We can measure FTP according to the plans and we can ask some more subjective questions. Something we could do that TR can’t easily do is ask the participants to record other more subjective data. Fatigue and RPE for example.

At the end of the 20 weeks everyone will have done some good training (so everyone benefits), nobody “wastes” 20 weeks doing something too goofy, and we’d have good info about power curves (and we could do a full set of power tests before and after) and completability.

NOTE: I hypothesize that being able to complete the program for 20 weeks is a huge factor in improving.

If we could find participants, a Group C could be a POL type plan. Need someone to write out what that looks like.

If we had a good group of experienced cyclists we could also compare outcomes to their historic highs as a reference. TR won’t have that data.

I’m thinking out loud here so this is not to be taken as anything other than a conversation that might lead to something fun.


I do like the idea of crowd source science. I think the most difficult part of it would be to define a good research question. In my understanding, crowd science works well when you can make a lot of people do something very simple. Because of the high amount of data points, reliability doesn’t matter as much (statistics can identify outliers, for example). This is basically the opposite of having a small, well defined control group.
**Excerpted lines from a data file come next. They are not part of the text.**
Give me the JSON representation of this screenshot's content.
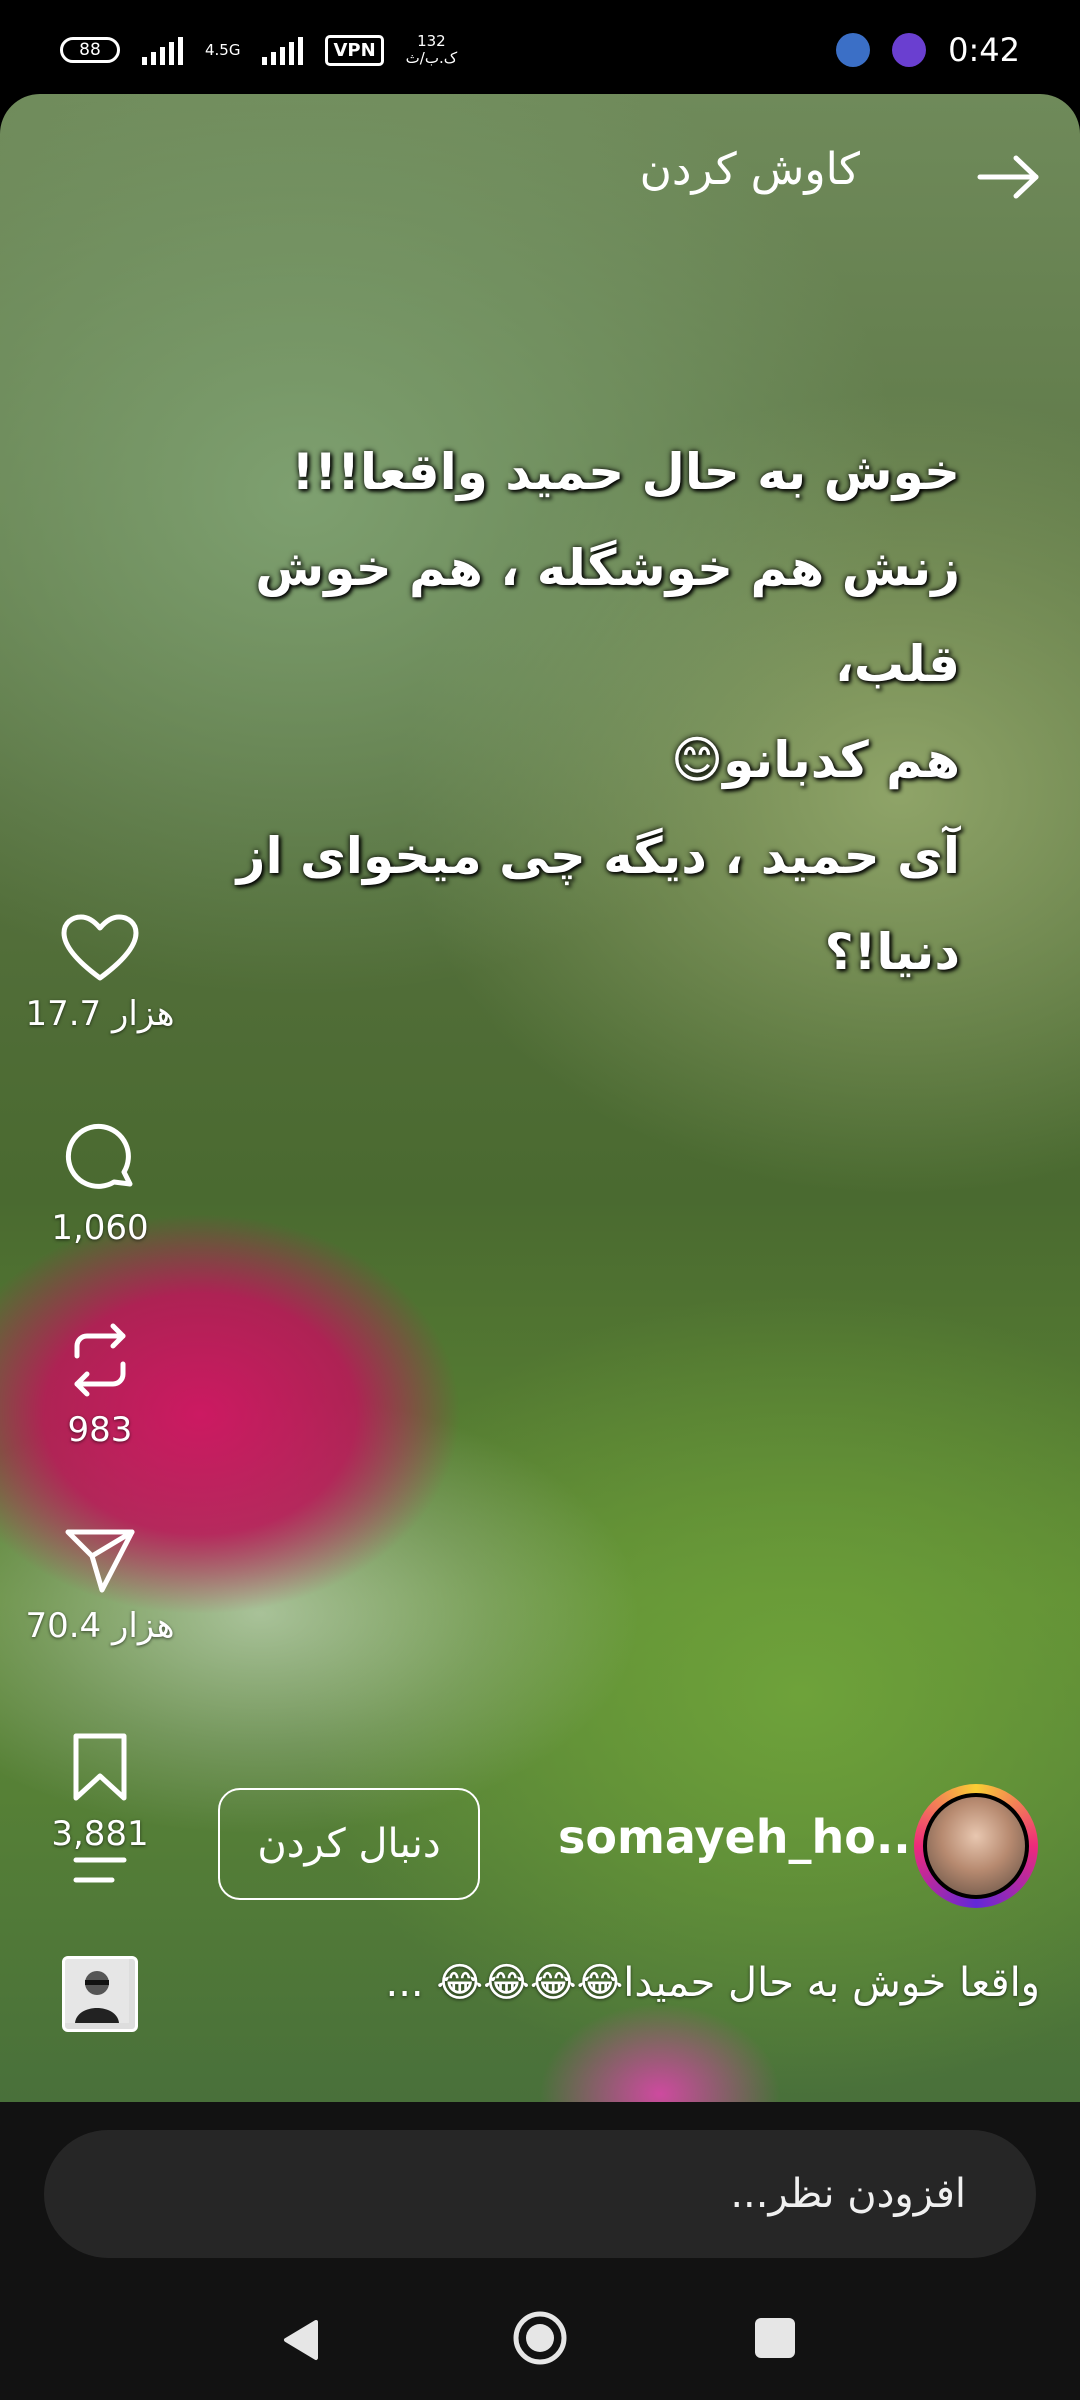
{
  "status_bar": {
    "battery": "88",
    "network_label": "4.5G",
    "vpn": "VPN",
    "speed_value": "132",
    "speed_unit": "ک.ب/ث",
    "time": "0:42"
  },
  "header": {
    "title": "کاوش کردن"
  },
  "overlay_text": [
    "خوش به حال حمید واقعا!!!",
    "زنش هم خوشگله ، هم خوش قلب،",
    "هم کدبانو😊",
    "آی حمید ، دیگه چی میخوای از دنیا!؟"
  ],
  "actions": {
    "likes": "17.7 هزار",
    "comments": "1,060",
    "reposts": "983",
    "shares": "70.4 هزار",
    "saves": "3,881"
  },
  "post": {
    "username": "somayeh_ho...",
    "follow_label": "دنبال کردن",
    "caption": "واقعا خوش به حال حمیدا😂😂😂😂 ..."
  },
  "comment": {
    "placeholder": "افزودن نظر..."
  },
  "colors": {
    "background": "#000000",
    "comment_bar": "#121212",
    "comment_field": "#262626"
  }
}
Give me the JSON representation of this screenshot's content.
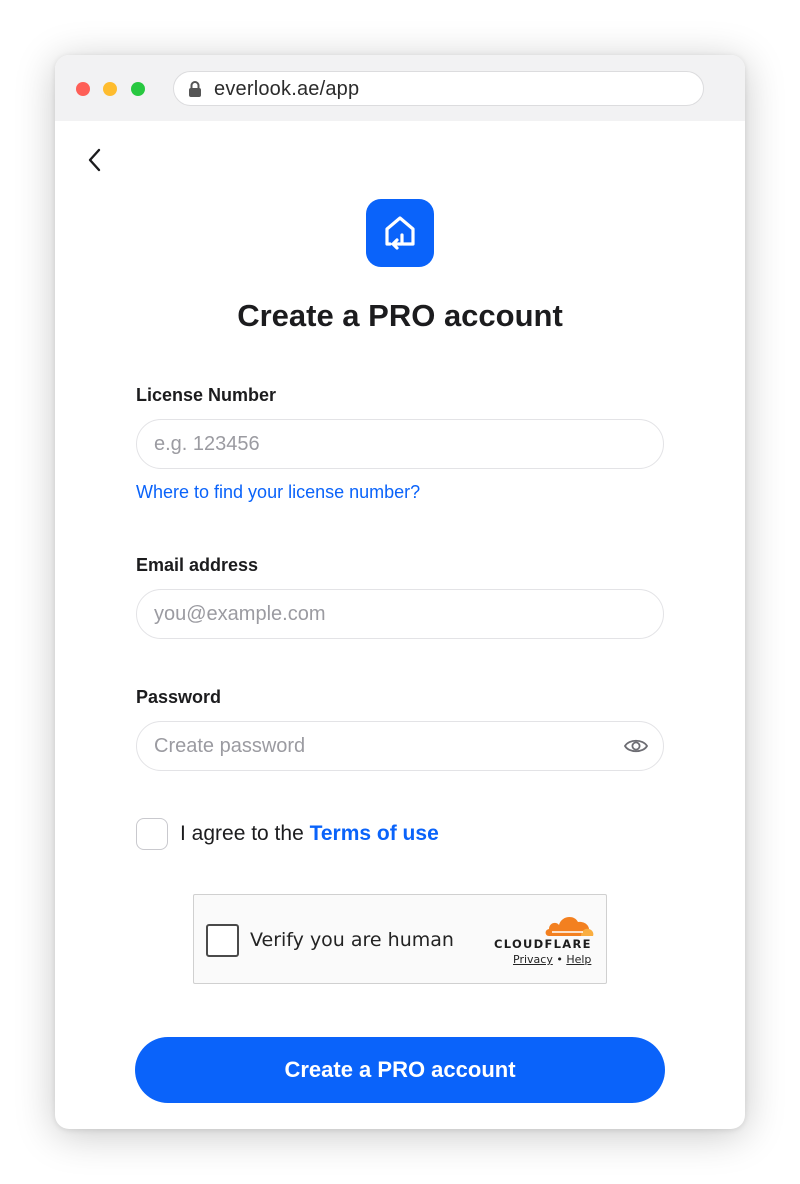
{
  "browser": {
    "url": "everlook.ae/app"
  },
  "form": {
    "title": "Create a PRO account",
    "license": {
      "label": "License Number",
      "placeholder": "e.g. 123456",
      "value": "",
      "help_link": "Where to find your license number?"
    },
    "email": {
      "label": "Email address",
      "placeholder": "you@example.com",
      "value": ""
    },
    "password": {
      "label": "Password",
      "placeholder": "Create password",
      "value": ""
    },
    "terms": {
      "prefix": "I agree to the ",
      "link": "Terms of use",
      "checked": false
    },
    "captcha": {
      "label": "Verify you are human",
      "brand": "CLOUDFLARE",
      "privacy": "Privacy",
      "separator": " • ",
      "help": "Help",
      "checked": false
    },
    "submit_label": "Create a PRO account"
  },
  "icons": {
    "back": "chevron-left-icon",
    "lock": "lock-icon",
    "logo": "house-arrow-icon",
    "eye": "eye-icon",
    "cloudflare": "cloudflare-cloud-icon"
  },
  "colors": {
    "accent": "#0a63fa",
    "cloudflare_orange": "#f38020",
    "window_chrome": "#f2f2f3"
  }
}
I’d think that it would be difficult to exclude enough outside parameters to do a well-controlled study if coordinating it on here and relying on a lot of self-reported data.